Whether you’re the meeting leader or a participant, you can make any meeting more productive with a few tricks. Try disarming a speaker, switching camera focus, or letting the audience take the stage. Here are three of my favorite tips for making your meeting more dynamic. You’ll be surprised by how much better it will turn out than you could have imagined! Hopefully you’ll be able to apply them to your next meeting!
When using your computer to present a video clip, you will want to share the audio from the clip as well. Click the blue share button to start the screen sharing. The screen sharing will start from the start point and should be surrounded by a green frame. Once you have finished sharing your video, it is time to share it with your meeting attendees. This can be done as quickly as possible or in advance of a meeting.
When sharing a video clip during a synchronous meeting, keep in mind that it can tax the internet connection and the computer processor, so it might be better to share the content asynchronously. Screen sharing videos sometimes have trouble running on built-in media players on PCs and Macs. In such cases, Zoom recommends that users use VLC media player to view screen sharing videos. When you do use the screen sharing feature, make sure you use the latest version of your media player.
Disarming a speaker
The key to disarming a difficult person is to approach them with empathy. This means putting yourself in their position. Think about what they’re feeling and make it clear that you understand. Never assume that someone is deliberately trying to hurt you or get revenge. If you do not share this attitude, you will find yourself with many unpleasant conversations later on. Ultimately, disarming a difficult person will make you more influential.
If a heckler continues to disrupt your session, listen to their concerns before shutting them out. Leaving them unheard will activate a deeper need to be heard. Listening to them out of their frustration will disarm them and make them feel heard. Disarming a speaker before enjoying a meeting involves a few simple strategies. You can ask them if they’d like to talk to you afterwards.
Changing the camera focus
Have you ever tried to change the camera focus while enjoying a meeting? If yes, you’re not alone. Changing the focus is a common problem that makes meetings less enjoyable. Fortunately, there’s an easy fix! You can now simply disable Smart Focus while a meeting is underway. You can manage the focus on Zoom from the portal. This way, you can control the camera on the fly.
When planning your next meeting, you may want to think about the type of activities that will keep the attendees engaged and interested. One great way to do so is to create an assembly channel, which allows you to share some fun facts about the team. In this way, everyone will have a chance to know each other better and spark conversation. One way to make the event even more fun is to invite people to participate in a virtual ‘background exercise.’
Avoiding tangent ideas
One of the most frustrating aspects of attending a meeting is the inevitable tangent. These tangents diverge from the original purpose of a meeting or discussion, and they can cost a team hours of valuable time.

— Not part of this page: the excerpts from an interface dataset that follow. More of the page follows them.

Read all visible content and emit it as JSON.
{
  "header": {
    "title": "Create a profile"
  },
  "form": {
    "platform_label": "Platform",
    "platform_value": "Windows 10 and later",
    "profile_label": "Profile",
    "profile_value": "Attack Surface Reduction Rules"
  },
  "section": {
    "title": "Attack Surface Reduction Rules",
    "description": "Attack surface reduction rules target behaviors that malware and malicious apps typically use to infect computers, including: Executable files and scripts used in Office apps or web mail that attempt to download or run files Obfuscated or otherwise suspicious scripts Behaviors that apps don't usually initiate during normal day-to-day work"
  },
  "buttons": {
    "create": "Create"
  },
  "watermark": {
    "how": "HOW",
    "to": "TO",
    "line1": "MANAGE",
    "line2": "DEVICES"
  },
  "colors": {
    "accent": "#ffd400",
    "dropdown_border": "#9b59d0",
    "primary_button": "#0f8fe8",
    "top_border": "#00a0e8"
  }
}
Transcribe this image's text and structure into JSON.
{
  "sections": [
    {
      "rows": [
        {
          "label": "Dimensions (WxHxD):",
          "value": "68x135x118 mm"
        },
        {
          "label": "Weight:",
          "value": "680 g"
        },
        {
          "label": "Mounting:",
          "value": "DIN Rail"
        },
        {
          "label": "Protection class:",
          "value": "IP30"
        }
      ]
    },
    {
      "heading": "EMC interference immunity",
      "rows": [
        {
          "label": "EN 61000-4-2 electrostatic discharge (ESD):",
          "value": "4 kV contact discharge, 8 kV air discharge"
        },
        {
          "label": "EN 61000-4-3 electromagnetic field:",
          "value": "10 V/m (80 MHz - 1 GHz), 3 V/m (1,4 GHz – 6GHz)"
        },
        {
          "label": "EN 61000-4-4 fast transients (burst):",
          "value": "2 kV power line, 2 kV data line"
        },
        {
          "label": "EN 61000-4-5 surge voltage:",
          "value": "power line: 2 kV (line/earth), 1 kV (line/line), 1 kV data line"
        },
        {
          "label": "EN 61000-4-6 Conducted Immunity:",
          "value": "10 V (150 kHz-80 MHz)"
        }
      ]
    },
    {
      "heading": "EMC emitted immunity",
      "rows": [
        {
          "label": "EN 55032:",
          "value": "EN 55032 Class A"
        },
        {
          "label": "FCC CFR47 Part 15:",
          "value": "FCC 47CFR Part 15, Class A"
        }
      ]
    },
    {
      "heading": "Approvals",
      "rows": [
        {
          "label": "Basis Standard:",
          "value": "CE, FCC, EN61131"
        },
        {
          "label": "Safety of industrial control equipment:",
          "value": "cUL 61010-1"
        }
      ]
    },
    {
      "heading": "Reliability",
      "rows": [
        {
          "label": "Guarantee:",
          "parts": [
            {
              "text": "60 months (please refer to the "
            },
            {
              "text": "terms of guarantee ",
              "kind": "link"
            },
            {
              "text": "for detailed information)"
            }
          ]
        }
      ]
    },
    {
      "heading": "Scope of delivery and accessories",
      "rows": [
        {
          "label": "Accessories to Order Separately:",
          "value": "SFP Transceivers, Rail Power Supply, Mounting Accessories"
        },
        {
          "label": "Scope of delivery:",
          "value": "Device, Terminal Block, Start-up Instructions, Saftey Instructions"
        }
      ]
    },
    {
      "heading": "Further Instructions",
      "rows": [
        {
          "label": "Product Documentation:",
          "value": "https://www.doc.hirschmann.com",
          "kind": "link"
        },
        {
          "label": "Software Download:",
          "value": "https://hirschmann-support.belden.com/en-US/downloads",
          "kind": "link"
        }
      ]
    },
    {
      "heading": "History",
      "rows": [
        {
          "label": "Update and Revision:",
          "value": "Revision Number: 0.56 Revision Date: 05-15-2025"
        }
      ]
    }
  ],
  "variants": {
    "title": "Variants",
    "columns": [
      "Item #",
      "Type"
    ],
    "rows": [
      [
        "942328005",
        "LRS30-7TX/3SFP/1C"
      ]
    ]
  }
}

A great way to avoid tangents is to recognize them in the early stages of a meeting and gently steer the discussion back on track by asking if the tangent can be discussed later. Similarly, it is best to keep the tangent banter brief.
In order to avoid tangents during a meeting, everyone should follow the ground rules and stick to them. This will help minimize interruptions and distractions. Make sure everyone knows the rules and reminds them to follow them. Having clear rules in place also helps the entire group to be engaged. Avoiding tangent ideas can make all the difference in the world in a meeting. Just remember, a meeting should be conducive to productive work, not to create chaos.